This leads one to assume that mentoring activities would be assigned a high priority. In fact, mentoring is rarely rewarded. While a few universities (e.g., Harvard, mentioned above) give awards for excellence in mentoring, mentoring achievements will not appear on one's CV, nor be considered in tenure decisions.
In 1996, President Clinton established the Presidential Award for Excellence in Science, Mathematics, and Engineering Mentoring. This award honors individuals and institutions that have outstanding records in mentoring students in underrepresented groups on their path to significant achievement in science, math, and engineering.

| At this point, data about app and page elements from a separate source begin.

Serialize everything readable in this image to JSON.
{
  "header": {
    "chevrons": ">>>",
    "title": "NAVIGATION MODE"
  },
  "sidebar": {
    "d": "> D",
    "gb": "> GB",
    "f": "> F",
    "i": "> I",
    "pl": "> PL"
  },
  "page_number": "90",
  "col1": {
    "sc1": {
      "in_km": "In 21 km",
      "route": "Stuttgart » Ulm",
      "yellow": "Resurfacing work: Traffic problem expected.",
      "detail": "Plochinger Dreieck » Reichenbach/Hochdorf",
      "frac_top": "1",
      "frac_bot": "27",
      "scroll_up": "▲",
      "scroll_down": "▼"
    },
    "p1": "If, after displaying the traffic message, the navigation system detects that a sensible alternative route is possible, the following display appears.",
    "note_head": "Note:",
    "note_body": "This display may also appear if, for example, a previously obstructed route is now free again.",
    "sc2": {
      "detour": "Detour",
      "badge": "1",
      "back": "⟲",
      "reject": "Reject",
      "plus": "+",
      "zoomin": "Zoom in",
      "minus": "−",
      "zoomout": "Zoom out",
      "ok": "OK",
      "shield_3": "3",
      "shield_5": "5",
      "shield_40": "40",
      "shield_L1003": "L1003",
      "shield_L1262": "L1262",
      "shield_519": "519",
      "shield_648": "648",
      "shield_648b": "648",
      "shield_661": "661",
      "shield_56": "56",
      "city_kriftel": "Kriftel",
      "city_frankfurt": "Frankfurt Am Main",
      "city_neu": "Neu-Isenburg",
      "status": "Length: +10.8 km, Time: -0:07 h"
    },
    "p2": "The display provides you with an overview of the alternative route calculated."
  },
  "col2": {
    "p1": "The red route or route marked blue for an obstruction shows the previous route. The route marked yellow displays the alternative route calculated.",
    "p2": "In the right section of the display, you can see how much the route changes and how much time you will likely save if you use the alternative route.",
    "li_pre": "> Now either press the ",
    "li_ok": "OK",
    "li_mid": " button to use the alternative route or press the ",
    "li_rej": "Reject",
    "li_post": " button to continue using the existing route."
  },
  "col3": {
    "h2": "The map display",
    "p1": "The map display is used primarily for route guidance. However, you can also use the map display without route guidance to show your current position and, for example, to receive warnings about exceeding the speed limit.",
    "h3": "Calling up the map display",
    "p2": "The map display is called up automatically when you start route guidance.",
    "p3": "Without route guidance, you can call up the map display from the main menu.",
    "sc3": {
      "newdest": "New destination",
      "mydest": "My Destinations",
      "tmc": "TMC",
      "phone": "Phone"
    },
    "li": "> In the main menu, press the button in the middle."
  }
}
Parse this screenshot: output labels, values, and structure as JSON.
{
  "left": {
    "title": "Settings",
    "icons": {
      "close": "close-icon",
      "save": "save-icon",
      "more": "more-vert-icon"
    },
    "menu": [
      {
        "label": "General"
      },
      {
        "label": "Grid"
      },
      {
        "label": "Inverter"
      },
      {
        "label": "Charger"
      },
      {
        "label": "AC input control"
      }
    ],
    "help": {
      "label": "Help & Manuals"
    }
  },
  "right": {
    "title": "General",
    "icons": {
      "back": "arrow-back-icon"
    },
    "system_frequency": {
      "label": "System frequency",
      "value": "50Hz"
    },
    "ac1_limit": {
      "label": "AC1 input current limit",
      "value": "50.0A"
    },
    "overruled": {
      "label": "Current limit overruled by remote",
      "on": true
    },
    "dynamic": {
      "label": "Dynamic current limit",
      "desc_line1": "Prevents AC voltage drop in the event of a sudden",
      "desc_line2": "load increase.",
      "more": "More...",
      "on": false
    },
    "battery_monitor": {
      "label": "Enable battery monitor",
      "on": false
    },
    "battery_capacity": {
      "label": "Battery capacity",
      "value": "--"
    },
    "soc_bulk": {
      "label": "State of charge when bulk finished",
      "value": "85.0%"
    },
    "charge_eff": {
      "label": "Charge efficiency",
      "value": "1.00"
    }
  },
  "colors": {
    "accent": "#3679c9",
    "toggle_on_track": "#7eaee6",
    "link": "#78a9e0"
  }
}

Institutions that set out to support and reward mentoring activities need to obtain increased support for enhancing mentoring efforts at the highest levels. One approach is to begin by holding school- and department-level discussions on how to enhance mentoring activities. Some ideas for programs include: implementing a formal approach and matching mentors and trainees; developing group mentoring approaches; continuing with informal mentoring but heightening awareness of the benefits of mentoring and instituting more recognition or rewards; assisting senior professionals in developing their mentoring skills; implementing additional incentives for mentoring; and including documentation of mentoring in the annual evaluation process.The effort will be returned many times over in the increased satisfaction and productivity of all involved.
Continue to the next section: → Resources
- From Les Prix Nobel. Rosalyn Yalow - Banquet Speech at the Nobel Banquet, December 10, 1977. The Official Web Site of the Nobel Foundation. © 2003 The Nobel Foundation. http://www.nobel.se/medicine/laureates/1977/yalow-speech.html (accessed on 7/10/2003).
- National Academy of Science (NAS), 1997. Advisor, Teacher, Role Model, Friend: On Being a Mentor to Students in Science and Engineering. Washington, D.C.: National Academy Press. http://stills.nap.edu/html/mentor/
- Zuckerman, H, 1977. Scientific Elite: Nobel Laureates in the United States. New York, NY: Free Press.
- Ibid., p. 126.
- Silen, "In Search of the Complete Mentor," in Mentations, Volume 5-Fall 1998, at http://www.hms.harvard.edu/dcp/mentations/fall_98/searchofmentor.html.
- Csikszentmihalyi M, Damon W, and Gardner H, 2003. The GoodWorkš Project. Cambridge, MA: Presidents and Fellows of Harvard College. http://www.pz.harvard.edu/Research/GoodWork.htm.
- Rimer S, 2003. Finding That Todays Students Are Bright, Eager and Willing to Cheat. The New York Times, Wednesday, July 2: B8.
- Rimer S, 2003. Finding That Todays Students Are Bright, Eager and Willing to Cheat. The New York Times, Wednesday, July 2: B8.
- Cole, Jonathan R. The Research University in a Time of Discontent.
- Silen, "Tor-mentor of the Year: A Cautionary Tale," in Mentations,Volume 2-Fall 1996, at http://www.hms.harvard.edu/dcp/mentations/fall_96/torment.html.
- Fox, Mary Frank. "Gender, Environmental Milieu, and Productivity in Science,' in The Outer Circle, pp. 188-204.
- "At Cross Purposes: What the experiences of doctoral students reveal about doctoral education." By Chris M. Golde and Timothy M. Dore. January, 2001. A report prepared for The Pew Charitable Trusts, Philadelphia, PA. http://www.phd-survey.org/
- Anderson, M.S., Oju, E.C., and Falkner, T.M.R., 2001. Help from Faculty: Findings from the Acadia Institute Graduate Education Study. Science and Engineering Ethics, Vol. 7, No. 4: 487-504.